Excerpted data:
----

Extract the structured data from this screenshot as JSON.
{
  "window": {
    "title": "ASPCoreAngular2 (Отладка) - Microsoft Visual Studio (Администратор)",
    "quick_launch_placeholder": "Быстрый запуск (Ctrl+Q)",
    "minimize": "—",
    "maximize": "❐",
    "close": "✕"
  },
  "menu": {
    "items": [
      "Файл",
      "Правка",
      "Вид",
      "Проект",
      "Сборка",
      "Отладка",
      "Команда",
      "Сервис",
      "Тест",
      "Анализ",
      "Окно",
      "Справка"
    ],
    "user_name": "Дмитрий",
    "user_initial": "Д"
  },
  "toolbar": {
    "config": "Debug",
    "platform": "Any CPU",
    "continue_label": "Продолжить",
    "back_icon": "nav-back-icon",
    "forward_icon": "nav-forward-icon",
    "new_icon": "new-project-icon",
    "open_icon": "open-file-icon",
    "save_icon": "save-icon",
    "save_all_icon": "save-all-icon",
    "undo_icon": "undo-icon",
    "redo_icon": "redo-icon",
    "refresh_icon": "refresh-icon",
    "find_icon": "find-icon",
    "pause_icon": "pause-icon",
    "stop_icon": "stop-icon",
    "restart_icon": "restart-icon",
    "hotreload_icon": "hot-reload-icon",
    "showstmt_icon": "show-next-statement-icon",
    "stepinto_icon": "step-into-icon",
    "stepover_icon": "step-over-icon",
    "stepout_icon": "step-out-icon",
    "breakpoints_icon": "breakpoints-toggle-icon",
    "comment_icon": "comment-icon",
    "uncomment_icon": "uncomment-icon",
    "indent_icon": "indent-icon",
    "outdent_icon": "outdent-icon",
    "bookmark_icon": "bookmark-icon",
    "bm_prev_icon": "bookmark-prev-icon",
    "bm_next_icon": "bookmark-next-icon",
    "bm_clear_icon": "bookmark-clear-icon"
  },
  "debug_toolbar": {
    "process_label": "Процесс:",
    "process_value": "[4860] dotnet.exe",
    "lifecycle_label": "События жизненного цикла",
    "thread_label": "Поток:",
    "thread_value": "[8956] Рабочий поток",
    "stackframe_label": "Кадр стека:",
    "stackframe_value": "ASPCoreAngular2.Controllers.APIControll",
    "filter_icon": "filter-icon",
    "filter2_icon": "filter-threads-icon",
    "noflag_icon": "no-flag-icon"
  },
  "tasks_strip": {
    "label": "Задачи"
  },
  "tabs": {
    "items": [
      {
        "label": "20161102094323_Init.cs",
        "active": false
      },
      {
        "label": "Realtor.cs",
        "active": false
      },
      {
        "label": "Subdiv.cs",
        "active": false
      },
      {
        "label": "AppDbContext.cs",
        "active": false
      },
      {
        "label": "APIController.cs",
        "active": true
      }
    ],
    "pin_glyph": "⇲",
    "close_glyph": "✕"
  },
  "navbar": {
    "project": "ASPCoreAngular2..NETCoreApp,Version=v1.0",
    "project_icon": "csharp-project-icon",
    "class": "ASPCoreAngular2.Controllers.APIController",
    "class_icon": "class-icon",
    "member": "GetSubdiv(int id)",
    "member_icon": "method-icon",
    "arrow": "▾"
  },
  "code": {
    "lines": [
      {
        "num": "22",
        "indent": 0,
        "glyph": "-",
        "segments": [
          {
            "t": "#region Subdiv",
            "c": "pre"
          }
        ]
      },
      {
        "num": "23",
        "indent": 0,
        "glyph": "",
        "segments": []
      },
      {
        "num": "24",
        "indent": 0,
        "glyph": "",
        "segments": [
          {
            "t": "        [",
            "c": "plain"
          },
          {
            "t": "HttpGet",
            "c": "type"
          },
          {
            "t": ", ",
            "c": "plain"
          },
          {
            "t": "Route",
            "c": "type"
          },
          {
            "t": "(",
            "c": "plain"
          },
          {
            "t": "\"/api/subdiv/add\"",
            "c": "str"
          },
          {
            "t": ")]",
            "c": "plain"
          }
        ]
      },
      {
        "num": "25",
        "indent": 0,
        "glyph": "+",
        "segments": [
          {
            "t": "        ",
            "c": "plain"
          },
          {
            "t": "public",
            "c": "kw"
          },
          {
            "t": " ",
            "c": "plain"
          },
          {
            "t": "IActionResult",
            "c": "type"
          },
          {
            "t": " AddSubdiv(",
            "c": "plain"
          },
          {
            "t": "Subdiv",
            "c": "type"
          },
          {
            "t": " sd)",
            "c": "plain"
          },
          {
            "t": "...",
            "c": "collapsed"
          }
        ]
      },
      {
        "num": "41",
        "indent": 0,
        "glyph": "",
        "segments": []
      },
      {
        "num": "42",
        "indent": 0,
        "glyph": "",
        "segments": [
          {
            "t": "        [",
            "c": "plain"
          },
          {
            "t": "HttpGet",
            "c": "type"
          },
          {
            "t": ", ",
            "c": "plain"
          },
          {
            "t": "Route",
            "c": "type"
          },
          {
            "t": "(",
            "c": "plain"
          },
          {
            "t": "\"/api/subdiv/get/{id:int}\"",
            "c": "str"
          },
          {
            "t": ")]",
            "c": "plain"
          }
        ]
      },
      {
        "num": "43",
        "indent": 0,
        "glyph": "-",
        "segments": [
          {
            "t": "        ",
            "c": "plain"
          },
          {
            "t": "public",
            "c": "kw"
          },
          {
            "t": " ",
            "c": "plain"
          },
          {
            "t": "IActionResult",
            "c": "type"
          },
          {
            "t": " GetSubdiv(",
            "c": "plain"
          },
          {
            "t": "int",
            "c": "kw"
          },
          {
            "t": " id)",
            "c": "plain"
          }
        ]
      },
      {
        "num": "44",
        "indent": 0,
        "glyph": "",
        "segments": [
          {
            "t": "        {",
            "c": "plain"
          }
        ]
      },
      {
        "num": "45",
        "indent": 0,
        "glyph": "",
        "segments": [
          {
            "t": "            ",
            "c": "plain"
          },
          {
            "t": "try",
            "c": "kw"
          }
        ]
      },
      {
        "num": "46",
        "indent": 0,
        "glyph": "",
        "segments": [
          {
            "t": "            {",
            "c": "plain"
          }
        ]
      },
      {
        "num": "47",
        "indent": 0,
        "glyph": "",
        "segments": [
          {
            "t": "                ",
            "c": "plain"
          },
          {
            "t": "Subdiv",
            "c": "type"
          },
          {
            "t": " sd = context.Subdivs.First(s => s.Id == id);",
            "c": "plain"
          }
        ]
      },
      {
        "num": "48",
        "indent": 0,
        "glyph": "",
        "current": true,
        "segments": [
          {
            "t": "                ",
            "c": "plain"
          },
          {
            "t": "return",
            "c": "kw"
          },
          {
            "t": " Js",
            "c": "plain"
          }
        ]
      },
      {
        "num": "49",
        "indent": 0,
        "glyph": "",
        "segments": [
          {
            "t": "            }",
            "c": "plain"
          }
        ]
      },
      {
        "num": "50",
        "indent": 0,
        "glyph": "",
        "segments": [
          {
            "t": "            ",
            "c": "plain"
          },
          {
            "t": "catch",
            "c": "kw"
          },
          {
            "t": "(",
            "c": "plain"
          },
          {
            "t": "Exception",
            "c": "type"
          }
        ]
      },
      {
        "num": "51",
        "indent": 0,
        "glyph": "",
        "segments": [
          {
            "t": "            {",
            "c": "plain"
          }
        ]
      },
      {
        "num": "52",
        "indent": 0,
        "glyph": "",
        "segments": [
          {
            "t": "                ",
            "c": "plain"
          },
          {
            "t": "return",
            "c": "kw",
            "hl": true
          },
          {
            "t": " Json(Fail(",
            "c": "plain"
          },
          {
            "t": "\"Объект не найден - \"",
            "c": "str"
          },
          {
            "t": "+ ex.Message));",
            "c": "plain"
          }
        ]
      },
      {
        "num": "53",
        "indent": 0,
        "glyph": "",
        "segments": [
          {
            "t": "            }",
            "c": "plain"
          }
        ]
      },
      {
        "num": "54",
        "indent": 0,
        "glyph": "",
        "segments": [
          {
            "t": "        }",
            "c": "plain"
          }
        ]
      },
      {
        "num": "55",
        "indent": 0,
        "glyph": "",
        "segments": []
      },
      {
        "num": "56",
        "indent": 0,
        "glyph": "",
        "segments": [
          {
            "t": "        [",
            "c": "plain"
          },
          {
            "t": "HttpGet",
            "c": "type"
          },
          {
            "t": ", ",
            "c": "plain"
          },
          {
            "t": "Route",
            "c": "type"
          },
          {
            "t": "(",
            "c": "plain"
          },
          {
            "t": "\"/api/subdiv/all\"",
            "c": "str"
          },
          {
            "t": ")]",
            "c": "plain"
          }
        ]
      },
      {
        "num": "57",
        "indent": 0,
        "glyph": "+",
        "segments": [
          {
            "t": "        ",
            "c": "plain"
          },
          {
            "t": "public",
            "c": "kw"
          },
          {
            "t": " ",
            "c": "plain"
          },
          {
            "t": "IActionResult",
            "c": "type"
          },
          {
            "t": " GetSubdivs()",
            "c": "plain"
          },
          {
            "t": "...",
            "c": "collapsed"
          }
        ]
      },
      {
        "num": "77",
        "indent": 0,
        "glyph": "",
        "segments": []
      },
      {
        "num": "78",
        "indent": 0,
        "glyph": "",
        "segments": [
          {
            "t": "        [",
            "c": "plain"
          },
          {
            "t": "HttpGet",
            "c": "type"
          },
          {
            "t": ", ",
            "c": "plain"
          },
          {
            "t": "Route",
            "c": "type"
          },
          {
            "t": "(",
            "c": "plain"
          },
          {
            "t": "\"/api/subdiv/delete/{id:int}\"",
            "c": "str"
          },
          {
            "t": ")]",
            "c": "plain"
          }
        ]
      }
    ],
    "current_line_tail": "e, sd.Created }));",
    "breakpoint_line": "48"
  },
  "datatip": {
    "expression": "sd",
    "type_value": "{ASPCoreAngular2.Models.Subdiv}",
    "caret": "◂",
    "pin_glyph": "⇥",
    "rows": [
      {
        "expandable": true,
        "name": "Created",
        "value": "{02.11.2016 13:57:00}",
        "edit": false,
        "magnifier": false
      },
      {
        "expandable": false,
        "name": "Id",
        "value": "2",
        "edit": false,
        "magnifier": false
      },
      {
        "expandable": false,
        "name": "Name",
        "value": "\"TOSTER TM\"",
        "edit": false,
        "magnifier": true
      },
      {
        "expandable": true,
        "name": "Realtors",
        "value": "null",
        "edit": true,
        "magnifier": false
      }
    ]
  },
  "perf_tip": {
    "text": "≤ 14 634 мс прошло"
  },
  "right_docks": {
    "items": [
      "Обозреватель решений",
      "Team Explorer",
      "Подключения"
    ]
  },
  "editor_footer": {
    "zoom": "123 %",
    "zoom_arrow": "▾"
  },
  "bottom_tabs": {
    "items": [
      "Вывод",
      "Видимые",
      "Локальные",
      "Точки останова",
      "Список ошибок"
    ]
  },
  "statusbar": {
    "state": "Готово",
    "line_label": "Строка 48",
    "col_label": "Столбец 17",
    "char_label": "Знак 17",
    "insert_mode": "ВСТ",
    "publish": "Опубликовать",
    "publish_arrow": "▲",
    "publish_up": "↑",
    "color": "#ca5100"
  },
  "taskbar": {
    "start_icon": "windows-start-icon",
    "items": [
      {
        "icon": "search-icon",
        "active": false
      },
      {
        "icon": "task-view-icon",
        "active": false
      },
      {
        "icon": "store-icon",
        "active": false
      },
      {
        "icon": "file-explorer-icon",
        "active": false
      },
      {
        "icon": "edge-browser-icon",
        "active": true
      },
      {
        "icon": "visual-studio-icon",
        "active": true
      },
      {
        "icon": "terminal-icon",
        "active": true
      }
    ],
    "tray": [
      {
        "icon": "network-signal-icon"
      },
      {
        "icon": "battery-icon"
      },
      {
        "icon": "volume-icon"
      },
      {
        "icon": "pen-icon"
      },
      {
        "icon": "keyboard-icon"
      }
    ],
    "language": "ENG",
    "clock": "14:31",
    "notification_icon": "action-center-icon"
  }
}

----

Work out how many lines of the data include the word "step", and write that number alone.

3